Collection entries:

======

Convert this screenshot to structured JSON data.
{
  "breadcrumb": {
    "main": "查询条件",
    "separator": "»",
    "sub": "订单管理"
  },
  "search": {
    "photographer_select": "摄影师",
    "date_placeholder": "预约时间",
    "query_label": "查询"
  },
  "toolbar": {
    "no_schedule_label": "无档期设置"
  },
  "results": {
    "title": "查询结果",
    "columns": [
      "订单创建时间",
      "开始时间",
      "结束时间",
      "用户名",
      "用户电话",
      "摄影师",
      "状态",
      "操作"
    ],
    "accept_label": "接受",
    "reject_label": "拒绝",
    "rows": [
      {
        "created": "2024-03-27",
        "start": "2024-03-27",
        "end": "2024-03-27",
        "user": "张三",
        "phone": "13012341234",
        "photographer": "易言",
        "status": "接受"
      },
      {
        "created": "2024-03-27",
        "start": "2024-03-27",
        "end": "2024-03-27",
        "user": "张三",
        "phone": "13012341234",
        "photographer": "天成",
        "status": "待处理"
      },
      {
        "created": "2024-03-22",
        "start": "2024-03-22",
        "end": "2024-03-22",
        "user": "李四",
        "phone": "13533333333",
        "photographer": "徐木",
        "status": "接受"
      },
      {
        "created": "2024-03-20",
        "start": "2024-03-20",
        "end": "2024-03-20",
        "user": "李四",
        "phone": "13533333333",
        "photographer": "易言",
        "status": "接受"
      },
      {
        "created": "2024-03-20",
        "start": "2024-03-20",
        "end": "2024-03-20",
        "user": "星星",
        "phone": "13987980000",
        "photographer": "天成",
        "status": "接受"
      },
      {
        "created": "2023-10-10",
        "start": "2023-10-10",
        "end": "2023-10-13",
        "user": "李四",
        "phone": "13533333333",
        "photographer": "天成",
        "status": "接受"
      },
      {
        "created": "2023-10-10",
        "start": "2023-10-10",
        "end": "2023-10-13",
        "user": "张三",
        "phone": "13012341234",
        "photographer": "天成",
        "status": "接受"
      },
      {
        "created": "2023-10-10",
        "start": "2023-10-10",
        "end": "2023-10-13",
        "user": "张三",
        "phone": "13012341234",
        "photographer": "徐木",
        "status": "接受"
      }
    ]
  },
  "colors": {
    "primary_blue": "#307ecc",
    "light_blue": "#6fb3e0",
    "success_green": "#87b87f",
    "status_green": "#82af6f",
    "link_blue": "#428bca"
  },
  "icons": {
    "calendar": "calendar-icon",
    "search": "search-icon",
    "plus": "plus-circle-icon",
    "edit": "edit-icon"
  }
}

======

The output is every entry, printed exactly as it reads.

Solution below:
Convert this screenshot to structured JSON data.
{
  "breadcrumb": {
    "main": "查询条件",
    "separator": "»",
    "sub": "订单管理"
  },
  "search": {
    "photographer_select": "摄影师",
    "date_placeholder": "预约时间",
    "query_label": "查询"
  },
  "toolbar": {
    "no_schedule_label": "无档期设置"
  },
  "results": {
    "title": "查询结果",
    "columns": [
      "订单创建时间",
      "开始时间",
      "结束时间",
      "用户名",
      "用户电话",
      "摄影师",
      "状态",
      "操作"
    ],
    "accept_label": "接受",
    "reject_label": "拒绝",
    "rows": [
      {
        "created": "2024-03-27",
        "start": "2024-03-27",
        "end": "2024-03-27",
        "user": "张三",
        "phone": "13012341234",
        "photographer": "易言",
        "status": "接受"
      },
      {
        "created": "2024-03-27",
        "start": "2024-03-27",
        "end": "2024-03-27",
        "user": "张三",
        "phone": "13012341234",
        "photographer": "天成",
        "status": "待处理"
      },
      {
        "created": "2024-03-22",
        "start": "2024-03-22",
        "end": "2024-03-22",
        "user": "李四",
        "phone": "13533333333",
        "photographer": "徐木",
        "status": "接受"
      },
      {
        "created": "2024-03-20",
        "start": "2024-03-20",
        "end": "2024-03-20",
        "user": "李四",
        "phone": "13533333333",
        "photographer": "易言",
        "status": "接受"
      },
      {
        "created": "2024-03-20",
        "start": "2024-03-20",
        "end": "2024-03-20",
        "user": "星星",
        "phone": "13987980000",
        "photographer": "天成",
        "status": "接受"
      },
      {
        "created": "2023-10-10",
        "start": "2023-10-10",
        "end": "2023-10-13",
        "user": "李四",
        "phone": "13533333333",
        "photographer": "天成",
        "status": "接受"
      },
      {
        "created": "2023-10-10",
        "start": "2023-10-10",
        "end": "2023-10-13",
        "user": "张三",
        "phone": "13012341234",
        "photographer": "天成",
        "status": "接受"
      },
      {
        "created": "2023-10-10",
        "start": "2023-10-10",
        "end": "2023-10-13",
        "user": "张三",
        "phone": "13012341234",
        "photographer": "徐木",
        "status": "接受"
      }
    ]
  },
  "colors": {
    "primary_blue": "#307ecc",
    "light_blue": "#6fb3e0",
    "success_green": "#87b87f",
    "status_green": "#82af6f",
    "link_blue": "#428bca"
  },
  "icons": {
    "calendar": "calendar-icon",
    "search": "search-icon",
    "plus": "plus-circle-icon",
    "edit": "edit-icon"
  }
}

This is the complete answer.